Morlot’s conducting seemed much improved for the Schumann symphony. Perhaps it is unfair to judge him by the Carter piece as it is technically difficult and probably required a more experienced conductor. Morlot seemed much less mechanical in how he approached the symphony. The orchestra generally played with precision, although there were a couple of instances that some in the orchestra came in early (this also happened with the Brahms piece). The dynamic range could be broader for my taste.

I like the Brahms Violin concerto, even though it is a bit long at 40 minutes. The piece was dedicated to the great violinist Joseph Joachim whom Brahms consulted extensively.

Zimmerman plays a 1711 Stradivarius which once belonged to Fritz Kreisler. I have heard quite a few Strads before (every well-known violinist, except Midori, seems to play one), but this has to be the best sounding one I have heard so far. While the volume wasn’t loud, it projected very well against the orchestra; at no point was the violin drowned out by the orchestra.

Zimmerman had a good technical approach to the concerto, and made a beautiful sound with his violin. The Joachim cadenza was unfortunately interrupted by much coughing in the audience.
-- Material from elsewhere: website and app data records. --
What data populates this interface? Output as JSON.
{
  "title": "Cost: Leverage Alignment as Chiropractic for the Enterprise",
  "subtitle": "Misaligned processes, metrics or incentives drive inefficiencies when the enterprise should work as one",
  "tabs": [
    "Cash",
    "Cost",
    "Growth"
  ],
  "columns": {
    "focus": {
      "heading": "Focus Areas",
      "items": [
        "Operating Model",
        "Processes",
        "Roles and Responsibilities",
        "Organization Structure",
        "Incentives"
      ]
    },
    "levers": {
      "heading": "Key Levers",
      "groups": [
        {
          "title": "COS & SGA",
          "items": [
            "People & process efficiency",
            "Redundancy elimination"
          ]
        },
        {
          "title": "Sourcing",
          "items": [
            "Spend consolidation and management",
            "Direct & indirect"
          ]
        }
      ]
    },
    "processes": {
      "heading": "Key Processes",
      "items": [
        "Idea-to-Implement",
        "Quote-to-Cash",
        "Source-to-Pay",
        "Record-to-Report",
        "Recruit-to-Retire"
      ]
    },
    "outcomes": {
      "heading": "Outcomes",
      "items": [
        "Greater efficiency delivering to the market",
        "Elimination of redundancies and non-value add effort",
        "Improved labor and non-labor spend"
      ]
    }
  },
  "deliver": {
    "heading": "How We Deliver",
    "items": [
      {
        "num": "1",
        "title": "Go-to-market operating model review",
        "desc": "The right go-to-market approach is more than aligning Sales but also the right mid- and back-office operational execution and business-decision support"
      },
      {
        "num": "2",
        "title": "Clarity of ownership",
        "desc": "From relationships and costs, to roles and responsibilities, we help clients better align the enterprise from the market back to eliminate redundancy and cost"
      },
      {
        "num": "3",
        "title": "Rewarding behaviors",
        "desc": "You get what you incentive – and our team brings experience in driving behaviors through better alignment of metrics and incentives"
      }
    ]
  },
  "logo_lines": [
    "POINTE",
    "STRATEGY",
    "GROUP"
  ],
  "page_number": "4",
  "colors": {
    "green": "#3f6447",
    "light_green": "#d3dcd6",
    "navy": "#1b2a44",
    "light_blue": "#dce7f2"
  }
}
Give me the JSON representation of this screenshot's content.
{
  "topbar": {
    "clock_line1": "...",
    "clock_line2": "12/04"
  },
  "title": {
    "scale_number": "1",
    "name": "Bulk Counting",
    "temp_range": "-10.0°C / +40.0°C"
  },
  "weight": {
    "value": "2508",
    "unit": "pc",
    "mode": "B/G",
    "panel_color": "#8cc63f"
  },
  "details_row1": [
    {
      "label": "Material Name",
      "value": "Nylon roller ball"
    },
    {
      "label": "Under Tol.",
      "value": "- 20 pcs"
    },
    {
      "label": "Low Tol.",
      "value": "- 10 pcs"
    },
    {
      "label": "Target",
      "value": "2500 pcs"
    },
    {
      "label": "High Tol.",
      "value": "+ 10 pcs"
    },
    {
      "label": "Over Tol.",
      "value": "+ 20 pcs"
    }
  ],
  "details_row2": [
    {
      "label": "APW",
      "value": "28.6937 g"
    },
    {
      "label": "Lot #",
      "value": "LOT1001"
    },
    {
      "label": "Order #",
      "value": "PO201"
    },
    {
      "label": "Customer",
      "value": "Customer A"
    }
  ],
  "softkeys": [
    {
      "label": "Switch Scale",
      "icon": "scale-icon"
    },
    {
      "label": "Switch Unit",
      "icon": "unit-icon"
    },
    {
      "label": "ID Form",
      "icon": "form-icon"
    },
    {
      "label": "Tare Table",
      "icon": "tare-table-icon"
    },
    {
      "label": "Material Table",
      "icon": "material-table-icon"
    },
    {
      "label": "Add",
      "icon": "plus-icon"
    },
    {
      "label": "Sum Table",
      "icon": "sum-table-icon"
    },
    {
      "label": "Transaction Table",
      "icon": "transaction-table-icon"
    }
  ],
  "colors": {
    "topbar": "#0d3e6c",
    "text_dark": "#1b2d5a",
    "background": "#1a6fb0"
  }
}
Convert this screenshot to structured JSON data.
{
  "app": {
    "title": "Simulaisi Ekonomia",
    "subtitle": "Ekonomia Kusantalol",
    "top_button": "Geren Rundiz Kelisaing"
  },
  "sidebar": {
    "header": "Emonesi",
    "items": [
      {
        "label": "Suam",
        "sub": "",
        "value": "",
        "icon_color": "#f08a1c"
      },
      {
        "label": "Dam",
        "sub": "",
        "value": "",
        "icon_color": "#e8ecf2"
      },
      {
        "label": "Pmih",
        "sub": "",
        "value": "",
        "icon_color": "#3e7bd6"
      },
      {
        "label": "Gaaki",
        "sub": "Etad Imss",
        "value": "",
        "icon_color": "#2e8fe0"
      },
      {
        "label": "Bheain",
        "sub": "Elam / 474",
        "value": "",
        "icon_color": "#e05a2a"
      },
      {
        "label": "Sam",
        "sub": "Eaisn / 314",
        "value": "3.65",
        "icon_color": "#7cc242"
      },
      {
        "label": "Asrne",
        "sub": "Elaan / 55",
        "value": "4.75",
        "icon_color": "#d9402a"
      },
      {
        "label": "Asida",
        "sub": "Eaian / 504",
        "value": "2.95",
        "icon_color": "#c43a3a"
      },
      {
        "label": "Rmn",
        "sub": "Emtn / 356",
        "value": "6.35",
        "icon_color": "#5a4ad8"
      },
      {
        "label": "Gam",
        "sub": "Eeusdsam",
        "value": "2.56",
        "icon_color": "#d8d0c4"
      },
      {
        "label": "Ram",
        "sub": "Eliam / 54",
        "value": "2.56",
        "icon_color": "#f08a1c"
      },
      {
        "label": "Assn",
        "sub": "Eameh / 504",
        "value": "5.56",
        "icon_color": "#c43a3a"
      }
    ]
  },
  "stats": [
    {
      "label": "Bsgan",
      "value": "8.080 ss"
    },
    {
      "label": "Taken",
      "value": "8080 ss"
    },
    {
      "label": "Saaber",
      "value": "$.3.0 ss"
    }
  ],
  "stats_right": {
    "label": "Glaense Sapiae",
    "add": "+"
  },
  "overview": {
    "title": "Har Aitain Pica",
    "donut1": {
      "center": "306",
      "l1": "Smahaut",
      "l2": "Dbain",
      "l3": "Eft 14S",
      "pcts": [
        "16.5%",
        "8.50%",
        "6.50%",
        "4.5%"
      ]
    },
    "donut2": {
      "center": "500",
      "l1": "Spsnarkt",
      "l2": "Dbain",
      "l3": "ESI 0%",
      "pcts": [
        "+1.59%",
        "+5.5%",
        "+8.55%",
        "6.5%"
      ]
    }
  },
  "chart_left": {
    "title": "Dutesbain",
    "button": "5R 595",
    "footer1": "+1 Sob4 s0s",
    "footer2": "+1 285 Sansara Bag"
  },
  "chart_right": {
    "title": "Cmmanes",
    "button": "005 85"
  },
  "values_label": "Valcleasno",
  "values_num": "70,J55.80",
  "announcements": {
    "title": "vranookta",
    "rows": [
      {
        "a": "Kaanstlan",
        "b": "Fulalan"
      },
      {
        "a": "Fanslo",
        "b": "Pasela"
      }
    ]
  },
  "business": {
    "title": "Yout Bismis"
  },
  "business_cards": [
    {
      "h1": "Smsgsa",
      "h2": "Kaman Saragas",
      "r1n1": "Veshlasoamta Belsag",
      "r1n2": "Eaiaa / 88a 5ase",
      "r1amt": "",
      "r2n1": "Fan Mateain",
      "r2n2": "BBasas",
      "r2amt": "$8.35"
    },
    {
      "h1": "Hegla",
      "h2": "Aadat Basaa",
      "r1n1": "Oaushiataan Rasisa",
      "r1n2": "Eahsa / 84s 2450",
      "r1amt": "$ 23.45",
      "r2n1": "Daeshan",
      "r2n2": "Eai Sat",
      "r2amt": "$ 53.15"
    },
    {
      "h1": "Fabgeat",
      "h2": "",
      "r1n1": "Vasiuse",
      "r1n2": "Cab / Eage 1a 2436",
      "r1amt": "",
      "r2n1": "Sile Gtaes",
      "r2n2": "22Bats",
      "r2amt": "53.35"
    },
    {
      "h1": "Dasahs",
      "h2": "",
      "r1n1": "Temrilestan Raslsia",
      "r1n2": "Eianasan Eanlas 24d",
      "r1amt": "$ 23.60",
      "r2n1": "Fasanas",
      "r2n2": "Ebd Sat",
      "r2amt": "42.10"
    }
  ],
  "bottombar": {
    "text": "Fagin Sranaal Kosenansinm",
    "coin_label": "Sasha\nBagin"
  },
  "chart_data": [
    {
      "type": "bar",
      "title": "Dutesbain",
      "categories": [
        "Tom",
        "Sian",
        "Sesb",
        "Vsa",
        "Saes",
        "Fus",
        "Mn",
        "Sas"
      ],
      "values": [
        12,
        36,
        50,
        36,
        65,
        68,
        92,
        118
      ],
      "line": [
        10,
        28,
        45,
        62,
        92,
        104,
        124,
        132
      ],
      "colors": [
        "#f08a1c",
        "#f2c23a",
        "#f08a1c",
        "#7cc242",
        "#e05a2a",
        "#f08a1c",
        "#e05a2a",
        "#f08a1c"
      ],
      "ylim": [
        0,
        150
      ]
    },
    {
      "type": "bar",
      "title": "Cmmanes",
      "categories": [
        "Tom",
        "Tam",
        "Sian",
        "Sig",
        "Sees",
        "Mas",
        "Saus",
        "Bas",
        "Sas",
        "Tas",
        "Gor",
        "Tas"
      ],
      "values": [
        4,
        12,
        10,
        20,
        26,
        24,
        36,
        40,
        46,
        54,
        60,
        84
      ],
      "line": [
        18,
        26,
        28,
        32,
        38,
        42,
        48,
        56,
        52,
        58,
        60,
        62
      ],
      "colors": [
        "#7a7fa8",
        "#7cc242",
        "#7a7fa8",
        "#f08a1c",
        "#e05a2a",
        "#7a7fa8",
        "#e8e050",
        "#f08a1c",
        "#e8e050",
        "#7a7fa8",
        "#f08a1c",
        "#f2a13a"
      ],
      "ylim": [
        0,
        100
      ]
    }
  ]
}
The Brahms violin concerto is a virtuoso piece with a great orchestra part. The relative long introduction in the first movement (Allegro non troppo) can stand on its own as an orchestral piece. It was a bit disappointing that towards the end of the first movement things sounded a bit stretched.

According to the Program Notes, Sarasate once said he would never play the Brahms concerto because of his view that during the second movement (Adagio) the violinist “would stand there … while the oboe plays the only melody in the entire work.” Indeed the oboe had a nice melodic introduction, but this has to be one of the most beautiful movements in the violin repertoire, with well-balanced violin and orchestra parts. And it was quite well done tonight.

The third movement (Allegro giocoso, ma non troppo vivace – Poco piu presto) began with a strong statement from the violin. Wallace talked about the use of “triple stops” first popularized by Bruch about 10 years before, and one could indeed hear the similarities. As with many last movements in concertos, this movement was the most exciting of all, but the orchestra playing was a bit muddled.

For the encore, Zimmerman played a slow Bach partita (not completely sure). It showcased the beautiful sound of the Strad, but was a relatively easy piece (technically and musically).

A concert that by-and-large lived up to its potential.